Element data from apps and pages:
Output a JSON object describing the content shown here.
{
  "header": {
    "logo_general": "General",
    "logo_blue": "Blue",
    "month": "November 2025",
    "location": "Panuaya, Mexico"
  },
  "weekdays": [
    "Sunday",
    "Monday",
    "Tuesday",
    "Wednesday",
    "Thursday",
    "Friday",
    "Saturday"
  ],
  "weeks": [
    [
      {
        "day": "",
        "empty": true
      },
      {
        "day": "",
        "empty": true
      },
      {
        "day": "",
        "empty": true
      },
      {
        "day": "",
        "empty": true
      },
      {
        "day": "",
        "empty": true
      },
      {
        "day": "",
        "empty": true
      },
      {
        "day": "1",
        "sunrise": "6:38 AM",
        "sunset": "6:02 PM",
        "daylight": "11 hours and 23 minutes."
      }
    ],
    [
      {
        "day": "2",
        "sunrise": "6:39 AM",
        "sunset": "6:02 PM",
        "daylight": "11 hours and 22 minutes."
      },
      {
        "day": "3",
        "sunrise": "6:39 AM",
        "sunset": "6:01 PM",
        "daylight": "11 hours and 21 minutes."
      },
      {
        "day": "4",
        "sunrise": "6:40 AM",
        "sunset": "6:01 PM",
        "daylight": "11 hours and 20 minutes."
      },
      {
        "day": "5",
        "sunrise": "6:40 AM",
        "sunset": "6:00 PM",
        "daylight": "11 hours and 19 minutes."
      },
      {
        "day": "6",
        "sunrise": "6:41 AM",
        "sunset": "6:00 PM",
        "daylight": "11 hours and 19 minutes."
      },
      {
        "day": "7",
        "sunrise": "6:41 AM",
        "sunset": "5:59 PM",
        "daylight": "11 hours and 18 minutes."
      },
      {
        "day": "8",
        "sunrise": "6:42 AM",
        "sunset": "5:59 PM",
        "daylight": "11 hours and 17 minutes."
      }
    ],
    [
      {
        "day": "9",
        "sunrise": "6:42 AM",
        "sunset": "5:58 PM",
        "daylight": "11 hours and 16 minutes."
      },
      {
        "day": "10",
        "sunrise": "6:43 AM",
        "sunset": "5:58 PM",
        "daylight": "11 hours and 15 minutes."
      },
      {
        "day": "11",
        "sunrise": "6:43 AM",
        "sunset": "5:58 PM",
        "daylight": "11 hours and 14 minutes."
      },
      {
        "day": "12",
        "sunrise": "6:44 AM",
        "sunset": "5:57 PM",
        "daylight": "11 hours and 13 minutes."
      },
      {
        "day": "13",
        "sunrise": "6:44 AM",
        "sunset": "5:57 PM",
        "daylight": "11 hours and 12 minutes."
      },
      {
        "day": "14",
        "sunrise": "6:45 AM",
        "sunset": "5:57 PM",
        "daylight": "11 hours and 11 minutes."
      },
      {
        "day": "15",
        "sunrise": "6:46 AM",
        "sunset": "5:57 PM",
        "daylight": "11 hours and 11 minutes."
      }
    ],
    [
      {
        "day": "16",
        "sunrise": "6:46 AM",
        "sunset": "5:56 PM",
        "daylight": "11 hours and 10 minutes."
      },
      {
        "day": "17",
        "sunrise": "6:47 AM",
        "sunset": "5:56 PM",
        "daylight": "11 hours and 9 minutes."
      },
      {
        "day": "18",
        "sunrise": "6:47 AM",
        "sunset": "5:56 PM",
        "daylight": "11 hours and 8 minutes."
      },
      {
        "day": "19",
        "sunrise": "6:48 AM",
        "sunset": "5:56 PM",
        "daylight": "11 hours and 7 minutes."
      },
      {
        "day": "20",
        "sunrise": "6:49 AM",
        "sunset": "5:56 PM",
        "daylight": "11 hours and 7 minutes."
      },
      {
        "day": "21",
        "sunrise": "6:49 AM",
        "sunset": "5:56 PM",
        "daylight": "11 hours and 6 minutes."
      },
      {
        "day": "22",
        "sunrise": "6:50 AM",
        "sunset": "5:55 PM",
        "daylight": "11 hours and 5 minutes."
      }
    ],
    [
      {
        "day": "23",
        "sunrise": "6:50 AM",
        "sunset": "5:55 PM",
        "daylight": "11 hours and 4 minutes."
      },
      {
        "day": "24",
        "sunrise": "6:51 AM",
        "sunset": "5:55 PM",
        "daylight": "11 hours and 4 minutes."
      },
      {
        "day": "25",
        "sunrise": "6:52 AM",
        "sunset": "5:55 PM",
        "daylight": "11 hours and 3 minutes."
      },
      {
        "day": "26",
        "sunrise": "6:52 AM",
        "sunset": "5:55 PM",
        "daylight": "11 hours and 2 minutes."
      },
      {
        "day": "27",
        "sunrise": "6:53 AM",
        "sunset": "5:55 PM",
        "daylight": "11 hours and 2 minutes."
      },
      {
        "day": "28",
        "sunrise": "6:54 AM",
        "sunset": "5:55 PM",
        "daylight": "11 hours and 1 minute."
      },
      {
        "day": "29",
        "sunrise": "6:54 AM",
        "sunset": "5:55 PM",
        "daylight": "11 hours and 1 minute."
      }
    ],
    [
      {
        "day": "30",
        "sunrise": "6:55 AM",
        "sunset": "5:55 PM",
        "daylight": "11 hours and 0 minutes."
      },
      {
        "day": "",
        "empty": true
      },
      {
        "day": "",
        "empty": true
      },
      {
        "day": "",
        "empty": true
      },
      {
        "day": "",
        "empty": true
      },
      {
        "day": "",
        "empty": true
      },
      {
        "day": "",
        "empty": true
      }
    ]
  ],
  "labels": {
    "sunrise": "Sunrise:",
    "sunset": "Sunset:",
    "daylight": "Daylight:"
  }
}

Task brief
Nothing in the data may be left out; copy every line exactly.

Solution for this exercise
Output a JSON object describing the content shown here.
{
  "header": {
    "logo_general": "General",
    "logo_blue": "Blue",
    "month": "November 2025",
    "location": "Panuaya, Mexico"
  },
  "weekdays": [
    "Sunday",
    "Monday",
    "Tuesday",
    "Wednesday",
    "Thursday",
    "Friday",
    "Saturday"
  ],
  "weeks": [
    [
      {
        "day": "",
        "empty": true
      },
      {
        "day": "",
        "empty": true
      },
      {
        "day": "",
        "empty": true
      },
      {
        "day": "",
        "empty": true
      },
      {
        "day": "",
        "empty": true
      },
      {
        "day": "",
        "empty": true
      },
      {
        "day": "1",
        "sunrise": "6:38 AM",
        "sunset": "6:02 PM",
        "daylight": "11 hours and 23 minutes."
      }
    ],
    [
      {
        "day": "2",
        "sunrise": "6:39 AM",
        "sunset": "6:02 PM",
        "daylight": "11 hours and 22 minutes."
      },
      {
        "day": "3",
        "sunrise": "6:39 AM",
        "sunset": "6:01 PM",
        "daylight": "11 hours and 21 minutes."
      },
      {
        "day": "4",
        "sunrise": "6:40 AM",
        "sunset": "6:01 PM",
        "daylight": "11 hours and 20 minutes."
      },
      {
        "day": "5",
        "sunrise": "6:40 AM",
        "sunset": "6:00 PM",
        "daylight": "11 hours and 19 minutes."
      },
      {
        "day": "6",
        "sunrise": "6:41 AM",
        "sunset": "6:00 PM",
        "daylight": "11 hours and 19 minutes."
      },
      {
        "day": "7",
        "sunrise": "6:41 AM",
        "sunset": "5:59 PM",
        "daylight": "11 hours and 18 minutes."
      },
      {
        "day": "8",
        "sunrise": "6:42 AM",
        "sunset": "5:59 PM",
        "daylight": "11 hours and 17 minutes."
      }
    ],
    [
      {
        "day": "9",
        "sunrise": "6:42 AM",
        "sunset": "5:58 PM",
        "daylight": "11 hours and 16 minutes."
      },
      {
        "day": "10",
        "sunrise": "6:43 AM",
        "sunset": "5:58 PM",
        "daylight": "11 hours and 15 minutes."
      },
      {
        "day": "11",
        "sunrise": "6:43 AM",
        "sunset": "5:58 PM",
        "daylight": "11 hours and 14 minutes."
      },
      {
        "day": "12",
        "sunrise": "6:44 AM",
        "sunset": "5:57 PM",
        "daylight": "11 hours and 13 minutes."
      },
      {
        "day": "13",
        "sunrise": "6:44 AM",
        "sunset": "5:57 PM",
        "daylight": "11 hours and 12 minutes."
      },
      {
        "day": "14",
        "sunrise": "6:45 AM",
        "sunset": "5:57 PM",
        "daylight": "11 hours and 11 minutes."
      },
      {
        "day": "15",
        "sunrise": "6:46 AM",
        "sunset": "5:57 PM",
        "daylight": "11 hours and 11 minutes."
      }
    ],
    [
      {
        "day": "16",
        "sunrise": "6:46 AM",
        "sunset": "5:56 PM",
        "daylight": "11 hours and 10 minutes."
      },
      {
        "day": "17",
        "sunrise": "6:47 AM",
        "sunset": "5:56 PM",
        "daylight": "11 hours and 9 minutes."
      },
      {
        "day": "18",
        "sunrise": "6:47 AM",
        "sunset": "5:56 PM",
        "daylight": "11 hours and 8 minutes."
      },
      {
        "day": "19",
        "sunrise": "6:48 AM",
        "sunset": "5:56 PM",
        "daylight": "11 hours and 7 minutes."
      },
      {
        "day": "20",
        "sunrise": "6:49 AM",
        "sunset": "5:56 PM",
        "daylight": "11 hours and 7 minutes."
      },
      {
        "day": "21",
        "sunrise": "6:49 AM",
        "sunset": "5:56 PM",
        "daylight": "11 hours and 6 minutes."
      },
      {
        "day": "22",
        "sunrise": "6:50 AM",
        "sunset": "5:55 PM",
        "daylight": "11 hours and 5 minutes."
      }
    ],
    [
      {
        "day": "23",
        "sunrise": "6:50 AM",
        "sunset": "5:55 PM",
        "daylight": "11 hours and 4 minutes."
      },
      {
        "day": "24",
        "sunrise": "6:51 AM",
        "sunset": "5:55 PM",
        "daylight": "11 hours and 4 minutes."
      },
      {
        "day": "25",
        "sunrise": "6:52 AM",
        "sunset": "5:55 PM",
        "daylight": "11 hours and 3 minutes."
      },
      {
        "day": "26",
        "sunrise": "6:52 AM",
        "sunset": "5:55 PM",
        "daylight": "11 hours and 2 minutes."
      },
      {
        "day": "27",
        "sunrise": "6:53 AM",
        "sunset": "5:55 PM",
        "daylight": "11 hours and 2 minutes."
      },
      {
        "day": "28",
        "sunrise": "6:54 AM",
        "sunset": "5:55 PM",
        "daylight": "11 hours and 1 minute."
      },
      {
        "day": "29",
        "sunrise": "6:54 AM",
        "sunset": "5:55 PM",
        "daylight": "11 hours and 1 minute."
      }
    ],
    [
      {
        "day": "30",
        "sunrise": "6:55 AM",
        "sunset": "5:55 PM",
        "daylight": "11 hours and 0 minutes."
      },
      {
        "day": "",
        "empty": true
      },
      {
        "day": "",
        "empty": true
      },
      {
        "day": "",
        "empty": true
      },
      {
        "day": "",
        "empty": true
      },
      {
        "day": "",
        "empty": true
      },
      {
        "day": "",
        "empty": true
      }
    ]
  ],
  "labels": {
    "sunrise": "Sunrise:",
    "sunset": "Sunset:",
    "daylight": "Daylight:"
  }
}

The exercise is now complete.